(WHAT IS EXPECTED): Print the listing below in its entirety, character for character.

DATA TO USE Block Start

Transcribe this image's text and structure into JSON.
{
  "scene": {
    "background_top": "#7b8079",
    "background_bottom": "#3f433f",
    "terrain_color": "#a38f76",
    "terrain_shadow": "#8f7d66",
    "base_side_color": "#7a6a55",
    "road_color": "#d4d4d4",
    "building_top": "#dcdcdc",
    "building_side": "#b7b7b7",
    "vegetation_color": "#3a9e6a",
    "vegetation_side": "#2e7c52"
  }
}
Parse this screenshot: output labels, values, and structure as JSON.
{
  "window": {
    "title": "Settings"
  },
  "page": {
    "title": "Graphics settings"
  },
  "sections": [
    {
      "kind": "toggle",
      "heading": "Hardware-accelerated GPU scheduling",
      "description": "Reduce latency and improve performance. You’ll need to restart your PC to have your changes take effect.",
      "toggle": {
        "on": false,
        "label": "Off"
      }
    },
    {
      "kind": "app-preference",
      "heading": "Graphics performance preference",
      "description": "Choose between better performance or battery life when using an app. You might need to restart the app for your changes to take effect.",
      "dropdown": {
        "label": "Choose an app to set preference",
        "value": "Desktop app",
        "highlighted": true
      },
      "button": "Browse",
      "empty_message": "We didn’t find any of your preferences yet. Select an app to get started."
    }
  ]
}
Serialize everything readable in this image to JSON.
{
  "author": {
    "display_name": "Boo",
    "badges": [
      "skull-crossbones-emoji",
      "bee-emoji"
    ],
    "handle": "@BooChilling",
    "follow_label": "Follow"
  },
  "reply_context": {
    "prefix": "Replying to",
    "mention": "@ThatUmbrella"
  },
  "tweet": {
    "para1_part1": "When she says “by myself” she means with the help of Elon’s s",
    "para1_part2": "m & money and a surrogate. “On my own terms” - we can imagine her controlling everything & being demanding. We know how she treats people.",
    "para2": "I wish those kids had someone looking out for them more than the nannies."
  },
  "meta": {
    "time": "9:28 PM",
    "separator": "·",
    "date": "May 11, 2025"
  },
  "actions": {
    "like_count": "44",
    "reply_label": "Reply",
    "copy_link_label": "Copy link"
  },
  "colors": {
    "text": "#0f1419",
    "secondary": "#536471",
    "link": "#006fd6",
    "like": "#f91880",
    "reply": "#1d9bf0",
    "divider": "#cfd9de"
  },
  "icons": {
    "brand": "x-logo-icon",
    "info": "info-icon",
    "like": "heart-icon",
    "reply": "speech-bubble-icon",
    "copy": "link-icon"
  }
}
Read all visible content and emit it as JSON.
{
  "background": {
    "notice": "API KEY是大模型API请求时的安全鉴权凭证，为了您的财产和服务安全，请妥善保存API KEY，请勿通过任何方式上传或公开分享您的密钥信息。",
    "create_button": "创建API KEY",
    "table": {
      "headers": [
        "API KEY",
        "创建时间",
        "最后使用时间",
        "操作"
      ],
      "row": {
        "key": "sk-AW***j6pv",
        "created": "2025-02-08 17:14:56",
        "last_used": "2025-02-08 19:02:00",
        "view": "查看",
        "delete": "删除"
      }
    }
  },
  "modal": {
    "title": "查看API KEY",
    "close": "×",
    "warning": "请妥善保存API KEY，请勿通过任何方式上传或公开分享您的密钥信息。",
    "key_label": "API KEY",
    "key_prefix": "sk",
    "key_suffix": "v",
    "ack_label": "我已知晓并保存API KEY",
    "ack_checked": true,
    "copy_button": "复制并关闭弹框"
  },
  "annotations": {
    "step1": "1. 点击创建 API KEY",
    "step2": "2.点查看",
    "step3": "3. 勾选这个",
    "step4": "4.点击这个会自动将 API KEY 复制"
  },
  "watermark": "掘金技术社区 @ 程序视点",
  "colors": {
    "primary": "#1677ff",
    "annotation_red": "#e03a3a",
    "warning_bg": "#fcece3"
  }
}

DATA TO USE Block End

(PROBLEM SOLUTION):
Transcribe this image's text and structure into JSON.
{
  "scene": {
    "background_top": "#7b8079",
    "background_bottom": "#3f433f",
    "terrain_color": "#a38f76",
    "terrain_shadow": "#8f7d66",
    "base_side_color": "#7a6a55",
    "road_color": "#d4d4d4",
    "building_top": "#dcdcdc",
    "building_side": "#b7b7b7",
    "vegetation_color": "#3a9e6a",
    "vegetation_side": "#2e7c52"
  }
}
Parse this screenshot: output labels, values, and structure as JSON.
{
  "window": {
    "title": "Settings"
  },
  "page": {
    "title": "Graphics settings"
  },
  "sections": [
    {
      "kind": "toggle",
      "heading": "Hardware-accelerated GPU scheduling",
      "description": "Reduce latency and improve performance. You’ll need to restart your PC to have your changes take effect.",
      "toggle": {
        "on": false,
        "label": "Off"
      }
    },
    {
      "kind": "app-preference",
      "heading": "Graphics performance preference",
      "description": "Choose between better performance or battery life when using an app. You might need to restart the app for your changes to take effect.",
      "dropdown": {
        "label": "Choose an app to set preference",
        "value": "Desktop app",
        "highlighted": true
      },
      "button": "Browse",
      "empty_message": "We didn’t find any of your preferences yet. Select an app to get started."
    }
  ]
}
Serialize everything readable in this image to JSON.
{
  "author": {
    "display_name": "Boo",
    "badges": [
      "skull-crossbones-emoji",
      "bee-emoji"
    ],
    "handle": "@BooChilling",
    "follow_label": "Follow"
  },
  "reply_context": {
    "prefix": "Replying to",
    "mention": "@ThatUmbrella"
  },
  "tweet": {
    "para1_part1": "When she says “by myself” she means with the help of Elon’s s",
    "para1_part2": "m & money and a surrogate. “On my own terms” - we can imagine her controlling everything & being demanding. We know how she treats people.",
    "para2": "I wish those kids had someone looking out for them more than the nannies."
  },
  "meta": {
    "time": "9:28 PM",
    "separator": "·",
    "date": "May 11, 2025"
  },
  "actions": {
    "like_count": "44",
    "reply_label": "Reply",
    "copy_link_label": "Copy link"
  },
  "colors": {
    "text": "#0f1419",
    "secondary": "#536471",
    "link": "#006fd6",
    "like": "#f91880",
    "reply": "#1d9bf0",
    "divider": "#cfd9de"
  },
  "icons": {
    "brand": "x-logo-icon",
    "info": "info-icon",
    "like": "heart-icon",
    "reply": "speech-bubble-icon",
    "copy": "link-icon"
  }
}
Read all visible content and emit it as JSON.
{
  "background": {
    "notice": "API KEY是大模型API请求时的安全鉴权凭证，为了您的财产和服务安全，请妥善保存API KEY，请勿通过任何方式上传或公开分享您的密钥信息。",
    "create_button": "创建API KEY",
    "table": {
      "headers": [
        "API KEY",
        "创建时间",
        "最后使用时间",
        "操作"
      ],
      "row": {
        "key": "sk-AW***j6pv",
        "created": "2025-02-08 17:14:56",
        "last_used": "2025-02-08 19:02:00",
        "view": "查看",
        "delete": "删除"
      }
    }
  },
  "modal": {
    "title": "查看API KEY",
    "close": "×",
    "warning": "请妥善保存API KEY，请勿通过任何方式上传或公开分享您的密钥信息。",
    "key_label": "API KEY",
    "key_prefix": "sk",
    "key_suffix": "v",
    "ack_label": "我已知晓并保存API KEY",
    "ack_checked": true,
    "copy_button": "复制并关闭弹框"
  },
  "annotations": {
    "step1": "1. 点击创建 API KEY",
    "step2": "2.点查看",
    "step3": "3. 勾选这个",
    "step4": "4.点击这个会自动将 API KEY 复制"
  },
  "watermark": "掘金技术社区 @ 程序视点",
  "colors": {
    "primary": "#1677ff",
    "annotation_red": "#e03a3a",
    "warning_bg": "#fcece3"
  }
}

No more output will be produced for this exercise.